WACO's history started in 1919 when businessmen Clayton J. Brukner and Elwood Junkin met barnstorming pilots Charley Meyers and George Weaver. Although their initial floatplane design was a failure, they went on to found the WACO company in 1920 and established themselves as producers of reliable, rugged planes that were popular with travelling businessmen, postal services and explorers, especially after the company switched to producing closed-cabin biplanes after 1924.
During World War 2, WACO produced large numbers of gliders for the RAF and US Air Force for airborne operations, especially during the Normandy Invasion and Operation Market Garden. The CG-4 Hadrian was the most numerous version produced.
The WACO company ceased operations in 1946, having suffered the fate of a number of general aviation companies when an anticipated boom in aviation following World War II failed to develop. The WACO Classic Aircraft company began in 1986 building its WACO Classic YMF, an upgraded version based on WACO's type certificated design.
In America, WACO (referring to the aircraft) is usually pronounced "wah-co" (the first syllable pronounced as in "water"), not "way-co" like Waco, Texas.
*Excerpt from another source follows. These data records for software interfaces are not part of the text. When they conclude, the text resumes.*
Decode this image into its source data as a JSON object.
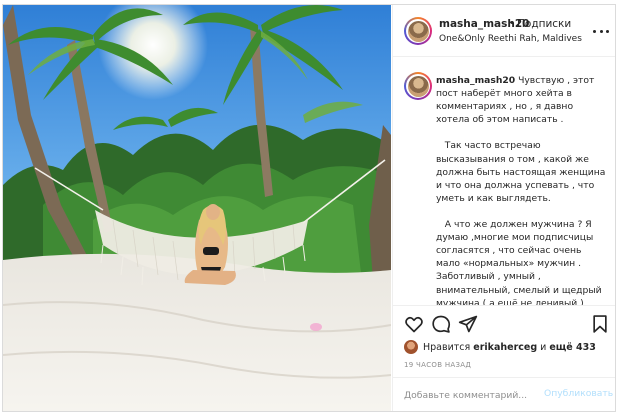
{
  "post": {
    "username": "masha_mash20",
    "separator": "•",
    "follow_status": "Подписки",
    "location": "One&Only Reethi Rah, Maldives",
    "more_icon": "more-horizontal-icon"
  },
  "caption": {
    "username": "masha_mash20",
    "text": " Чувствую , этот пост наберёт много хейта в комментариях , но , я давно хотела об этом написать .\n\n   Так часто встречаю высказывания о том , какой же должна быть настоящая женщина и что она должна успевать , что уметь и как выглядеть.\n\n   А что же должен мужчина ? Я думаю ,многие мои подписчицы согласятся , что сейчас очень мало «нормальных» мужчин . Заботливый , умный , внимательный, смелый и щедрый мужчина ( а ещё не ленивый ) -безумно «редкая птица»"
  },
  "actions": {
    "icons": [
      "heart-icon",
      "comment-icon",
      "share-icon",
      "bookmark-icon"
    ]
  },
  "likes": {
    "prefix": "Нравится",
    "liker": "erikaherceg",
    "conjunction": "и",
    "others": "ещё 433"
  },
  "timestamp": "19 ЧАСОВ НАЗАД",
  "comment": {
    "placeholder": "Добавьте комментарий...",
    "publish_label": "Опубликовать"
  },
  "colors": {
    "border": "#dbdbdb",
    "text": "#262626",
    "muted": "#8e8e8e",
    "publish_disabled": "#b2dffc"
  }
}
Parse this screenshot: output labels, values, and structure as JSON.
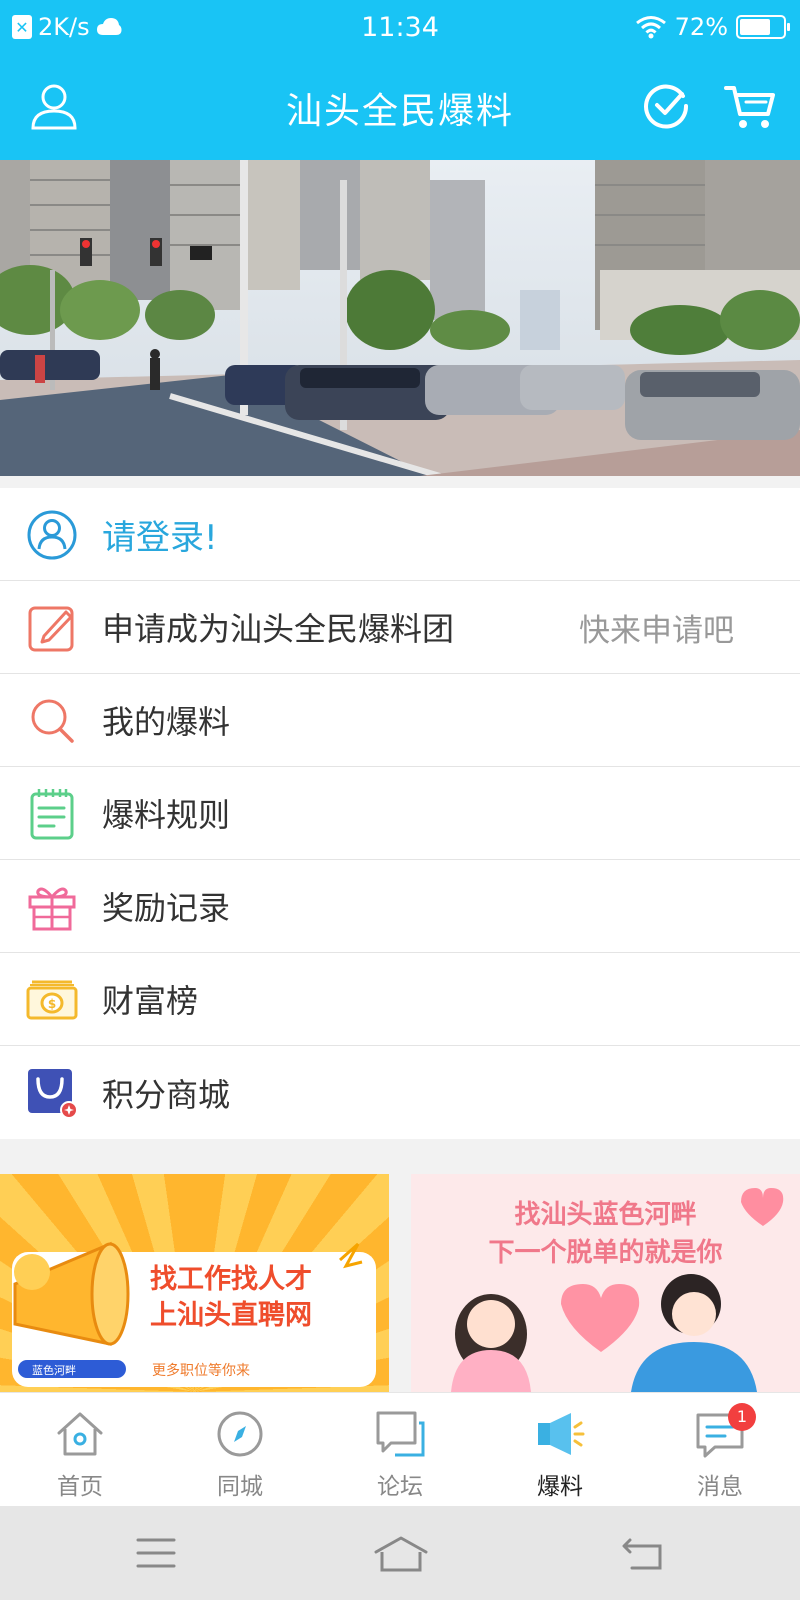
{
  "status_bar": {
    "net_speed": "2K/s",
    "time": "11:34",
    "battery": "72%",
    "battery_level": 0.72
  },
  "header": {
    "title": "汕头全民爆料",
    "icons": [
      "user-icon",
      "check-circle-icon",
      "cart-icon"
    ]
  },
  "menu": {
    "login": "请登录!",
    "items": [
      {
        "label": "申请成为汕头全民爆料团",
        "hint": "快来申请吧",
        "icon": "edit-icon",
        "color": "#ee7766"
      },
      {
        "label": "我的爆料",
        "icon": "search-icon",
        "color": "#ee7766"
      },
      {
        "label": "爆料规则",
        "icon": "notepad-icon",
        "color": "#5ccf8a"
      },
      {
        "label": "奖励记录",
        "icon": "gift-icon",
        "color": "#f06a9a"
      },
      {
        "label": "财富榜",
        "icon": "money-icon",
        "color": "#f4b92c"
      },
      {
        "label": "积分商城",
        "icon": "shopping-bag-icon",
        "color": "#3f51b5"
      }
    ]
  },
  "ads": {
    "left": {
      "line1": "找工作找人才",
      "line2": "上汕头直聘网",
      "tag": "蓝色河畔",
      "sub": "更多职位等你来"
    },
    "right": {
      "line1": "找汕头蓝色河畔",
      "line2": "下一个脱单的就是你"
    }
  },
  "tabs": [
    {
      "label": "首页",
      "icon": "home-icon"
    },
    {
      "label": "同城",
      "icon": "compass-icon"
    },
    {
      "label": "论坛",
      "icon": "forum-icon"
    },
    {
      "label": "爆料",
      "icon": "megaphone-icon",
      "active": true
    },
    {
      "label": "消息",
      "icon": "message-icon",
      "badge": "1"
    }
  ],
  "colors": {
    "brand": "#19c4f5",
    "login_text": "#29a7dd",
    "badge": "#f23f3f"
  }
}
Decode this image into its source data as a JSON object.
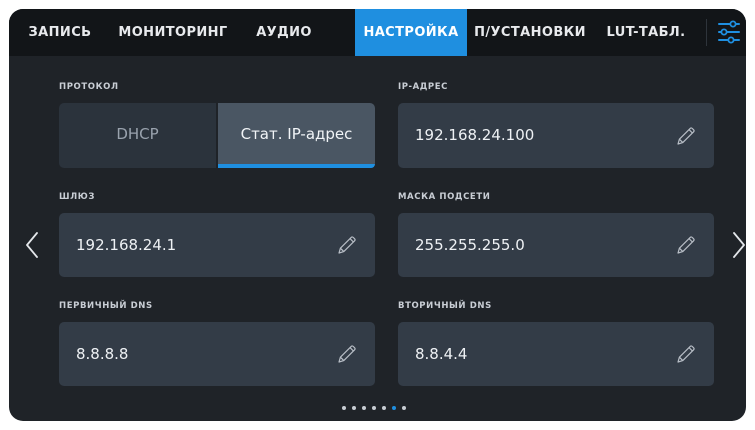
{
  "tabs": [
    {
      "label": "ЗАПИСЬ",
      "active": false
    },
    {
      "label": "МОНИТОРИНГ",
      "active": false
    },
    {
      "label": "АУДИО",
      "active": false
    },
    {
      "label": "НАСТРОЙКА",
      "active": true
    },
    {
      "label": "П/УСТАНОВКИ",
      "active": false
    },
    {
      "label": "LUT-ТАБЛ.",
      "active": false
    }
  ],
  "menu_icon": "sliders-icon",
  "protocol": {
    "label": "ПРОТОКОЛ",
    "options": [
      "DHCP",
      "Стат. IP-адрес"
    ],
    "selected": "Стат. IP-адрес"
  },
  "fields": {
    "ip": {
      "label": "IP-АДРЕС",
      "value": "192.168.24.100",
      "icon": "pencil-icon"
    },
    "gateway": {
      "label": "ШЛЮЗ",
      "value": "192.168.24.1",
      "icon": "pencil-icon"
    },
    "subnet": {
      "label": "МАСКА ПОДСЕТИ",
      "value": "255.255.255.0",
      "icon": "pencil-icon"
    },
    "dns1": {
      "label": "ПЕРВИЧНЫЙ DNS",
      "value": "8.8.8.8",
      "icon": "pencil-icon"
    },
    "dns2": {
      "label": "ВТОРИЧНЫЙ DNS",
      "value": "8.8.4.4",
      "icon": "pencil-icon"
    }
  },
  "nav": {
    "prev_icon": "chevron-left-icon",
    "next_icon": "chevron-right-icon"
  },
  "pagination": {
    "total": 7,
    "current": 6
  },
  "colors": {
    "accent": "#1f8fe0",
    "background": "#1f2328",
    "tabbar": "#121518",
    "field": "#333c47"
  }
}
There is a large collection of WACO biplanes at the Historic Aircraft Restoration Museum in Missouri.